This brings us to the point in the timeline where recollections and understanding become fuzzier. The space between the "Death of Disco" at Comiskey Park in 1979, and the birth of house in 1984 (the exact start date varies depending on your sources) leaves a widening lacuna of doubt and interpretation that creeps in unopposed. Hopefully this might be something that Tim's next book will clarify. What certainly is clear, is that Lawrence (and many, many others) believe that disco and house are contiguous, leading on from one another in a direct line of ascendency (something I'm very inclined to agree with, even if only from a musicological perspective rather than that of the social historian). But this highlights the dissonance between them with respect to religious aspects in the music.
I've been working under the assumption that religion became a part of house music in an attempt to recreate something the gay men dancing at the clubs were ostracised from in the 1980s (i.e. the church or organised worship). But given the thoughts that Tim has to offer on this it becomes a much more difficult prospect to engage with. If the gay men at a disco were oppressed why was it so un-religious? And if house music wasn't as gay as we're lead to believe why did it incorporate so many religious references? If house was "straight" why didn't people simply go to church?
You see the difficulty? These slight shifts in perspective change the entire conception of the idea. I wouldn't normally stay wedded to an idea such as ostracisation and reclamation if it didn't have such strong evidence in other places. Even Lawrence offers the reclamation/subversion/recontextualisation defence as a potential rationale for the inclusion of stylistically rooted gospel elements in disco. Those religious threads may not have been as obvious and as pervasive in disco as they were in house music a decade later, but the reason for their inclusion and their possible utilitarian function for dancers may well be the same.
Finding a compromise between these two opposing points won't be solved by this interview alone. More evidence is needed, more opinion and thought teased out. Was religion hiding in disco all along? And if it wasn't then where did the "straighter" house music derive it's spiritual tendencies?
I'm incredibly grateful to Tim Lawrence for taking the time to speak to me, and being so generous with his thoughts and expertise.

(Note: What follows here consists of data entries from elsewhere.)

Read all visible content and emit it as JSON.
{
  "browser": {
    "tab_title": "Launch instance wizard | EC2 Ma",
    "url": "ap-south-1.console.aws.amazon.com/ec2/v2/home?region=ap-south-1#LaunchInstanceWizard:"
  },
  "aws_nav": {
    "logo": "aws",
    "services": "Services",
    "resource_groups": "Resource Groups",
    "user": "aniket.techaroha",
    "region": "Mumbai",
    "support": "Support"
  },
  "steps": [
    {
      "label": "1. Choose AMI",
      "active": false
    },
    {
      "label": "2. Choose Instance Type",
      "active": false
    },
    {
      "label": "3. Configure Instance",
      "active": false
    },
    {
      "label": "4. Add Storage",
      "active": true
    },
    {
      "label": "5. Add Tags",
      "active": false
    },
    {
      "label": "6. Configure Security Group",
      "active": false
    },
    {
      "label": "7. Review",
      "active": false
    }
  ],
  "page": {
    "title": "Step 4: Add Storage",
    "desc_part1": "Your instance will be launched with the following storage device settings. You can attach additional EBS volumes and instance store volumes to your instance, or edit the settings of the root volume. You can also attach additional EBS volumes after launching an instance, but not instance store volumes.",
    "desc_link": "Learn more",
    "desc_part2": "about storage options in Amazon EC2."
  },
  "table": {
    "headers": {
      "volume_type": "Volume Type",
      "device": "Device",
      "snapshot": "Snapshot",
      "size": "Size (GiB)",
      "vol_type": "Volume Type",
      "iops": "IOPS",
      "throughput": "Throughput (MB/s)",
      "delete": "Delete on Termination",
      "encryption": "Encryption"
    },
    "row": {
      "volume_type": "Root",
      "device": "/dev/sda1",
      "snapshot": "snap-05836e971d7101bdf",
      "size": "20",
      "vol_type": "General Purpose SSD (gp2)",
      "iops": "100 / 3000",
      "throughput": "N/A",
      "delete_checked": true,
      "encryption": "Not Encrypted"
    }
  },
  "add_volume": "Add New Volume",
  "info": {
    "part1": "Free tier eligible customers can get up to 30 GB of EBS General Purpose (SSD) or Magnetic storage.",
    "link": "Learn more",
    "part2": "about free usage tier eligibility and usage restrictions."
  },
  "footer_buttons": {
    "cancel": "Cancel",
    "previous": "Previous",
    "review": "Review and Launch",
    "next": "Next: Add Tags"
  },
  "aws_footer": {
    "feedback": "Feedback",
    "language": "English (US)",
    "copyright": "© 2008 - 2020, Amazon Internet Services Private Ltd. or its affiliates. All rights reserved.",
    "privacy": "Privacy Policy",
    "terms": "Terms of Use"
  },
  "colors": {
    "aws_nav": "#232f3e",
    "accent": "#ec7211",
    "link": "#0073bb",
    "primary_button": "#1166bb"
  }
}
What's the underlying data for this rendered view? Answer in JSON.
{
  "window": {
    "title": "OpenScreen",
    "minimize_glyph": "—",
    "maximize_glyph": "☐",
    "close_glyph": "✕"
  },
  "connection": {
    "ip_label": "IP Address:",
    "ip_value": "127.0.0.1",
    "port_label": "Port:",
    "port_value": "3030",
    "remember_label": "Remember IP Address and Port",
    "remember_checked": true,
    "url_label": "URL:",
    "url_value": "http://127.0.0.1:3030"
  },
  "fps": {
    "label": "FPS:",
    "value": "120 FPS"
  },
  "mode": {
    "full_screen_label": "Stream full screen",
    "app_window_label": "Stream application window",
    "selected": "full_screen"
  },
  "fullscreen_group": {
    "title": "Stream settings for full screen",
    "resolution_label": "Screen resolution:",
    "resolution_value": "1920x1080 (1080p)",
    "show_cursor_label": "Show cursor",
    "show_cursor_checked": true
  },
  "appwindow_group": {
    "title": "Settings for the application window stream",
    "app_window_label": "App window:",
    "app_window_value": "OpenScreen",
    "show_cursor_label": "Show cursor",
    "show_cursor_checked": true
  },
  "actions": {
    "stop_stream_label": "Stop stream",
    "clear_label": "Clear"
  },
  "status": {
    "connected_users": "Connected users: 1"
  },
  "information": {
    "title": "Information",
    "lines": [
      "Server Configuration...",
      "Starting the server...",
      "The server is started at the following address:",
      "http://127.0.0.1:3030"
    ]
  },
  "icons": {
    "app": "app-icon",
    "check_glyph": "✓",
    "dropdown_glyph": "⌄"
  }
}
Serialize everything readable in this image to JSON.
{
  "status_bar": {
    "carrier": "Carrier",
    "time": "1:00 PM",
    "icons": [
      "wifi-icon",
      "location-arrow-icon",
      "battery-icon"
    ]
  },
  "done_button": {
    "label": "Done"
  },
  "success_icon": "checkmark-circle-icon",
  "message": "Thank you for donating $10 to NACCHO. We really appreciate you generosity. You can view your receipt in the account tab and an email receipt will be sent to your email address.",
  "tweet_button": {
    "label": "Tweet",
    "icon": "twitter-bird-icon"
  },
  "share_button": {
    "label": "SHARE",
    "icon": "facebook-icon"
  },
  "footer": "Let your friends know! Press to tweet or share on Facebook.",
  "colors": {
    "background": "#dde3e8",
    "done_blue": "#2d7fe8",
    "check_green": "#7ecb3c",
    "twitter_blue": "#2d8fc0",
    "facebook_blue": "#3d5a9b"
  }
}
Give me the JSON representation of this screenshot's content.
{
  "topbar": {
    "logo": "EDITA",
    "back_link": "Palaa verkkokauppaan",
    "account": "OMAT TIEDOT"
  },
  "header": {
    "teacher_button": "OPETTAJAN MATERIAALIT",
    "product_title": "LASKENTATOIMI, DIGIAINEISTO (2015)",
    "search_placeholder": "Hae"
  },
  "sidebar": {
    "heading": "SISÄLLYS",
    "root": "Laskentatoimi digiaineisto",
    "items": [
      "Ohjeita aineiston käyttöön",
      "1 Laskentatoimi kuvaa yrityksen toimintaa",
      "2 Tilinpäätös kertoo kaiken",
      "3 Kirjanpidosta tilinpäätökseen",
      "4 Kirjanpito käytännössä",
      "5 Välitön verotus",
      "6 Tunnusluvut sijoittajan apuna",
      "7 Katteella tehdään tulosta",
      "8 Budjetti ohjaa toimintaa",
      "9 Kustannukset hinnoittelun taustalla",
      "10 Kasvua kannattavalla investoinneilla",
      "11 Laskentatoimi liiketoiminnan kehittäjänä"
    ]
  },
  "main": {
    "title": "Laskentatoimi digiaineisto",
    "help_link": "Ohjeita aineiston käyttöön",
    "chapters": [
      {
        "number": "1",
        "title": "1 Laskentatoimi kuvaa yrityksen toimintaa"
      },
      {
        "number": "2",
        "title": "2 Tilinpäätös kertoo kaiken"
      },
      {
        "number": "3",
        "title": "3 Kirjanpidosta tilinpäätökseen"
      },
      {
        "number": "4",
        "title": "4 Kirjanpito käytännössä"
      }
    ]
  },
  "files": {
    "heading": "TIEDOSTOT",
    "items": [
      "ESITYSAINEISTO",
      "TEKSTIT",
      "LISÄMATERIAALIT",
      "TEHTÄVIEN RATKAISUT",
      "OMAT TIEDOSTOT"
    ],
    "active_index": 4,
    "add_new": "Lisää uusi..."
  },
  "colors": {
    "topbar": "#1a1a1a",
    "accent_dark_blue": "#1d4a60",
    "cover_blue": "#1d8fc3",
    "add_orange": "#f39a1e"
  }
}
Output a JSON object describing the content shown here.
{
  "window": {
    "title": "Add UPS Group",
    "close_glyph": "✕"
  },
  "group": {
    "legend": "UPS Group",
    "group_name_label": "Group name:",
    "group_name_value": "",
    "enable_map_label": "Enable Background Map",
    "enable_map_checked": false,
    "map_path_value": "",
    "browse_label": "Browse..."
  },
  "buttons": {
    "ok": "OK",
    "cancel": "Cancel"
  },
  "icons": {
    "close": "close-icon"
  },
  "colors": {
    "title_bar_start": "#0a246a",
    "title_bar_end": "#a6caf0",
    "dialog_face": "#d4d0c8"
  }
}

It was sincerely a really interesting experience. If you haven't read Love Saves The Day I heavily recommend it, and I can't wait to read what happens after 1979 in his new book (out September).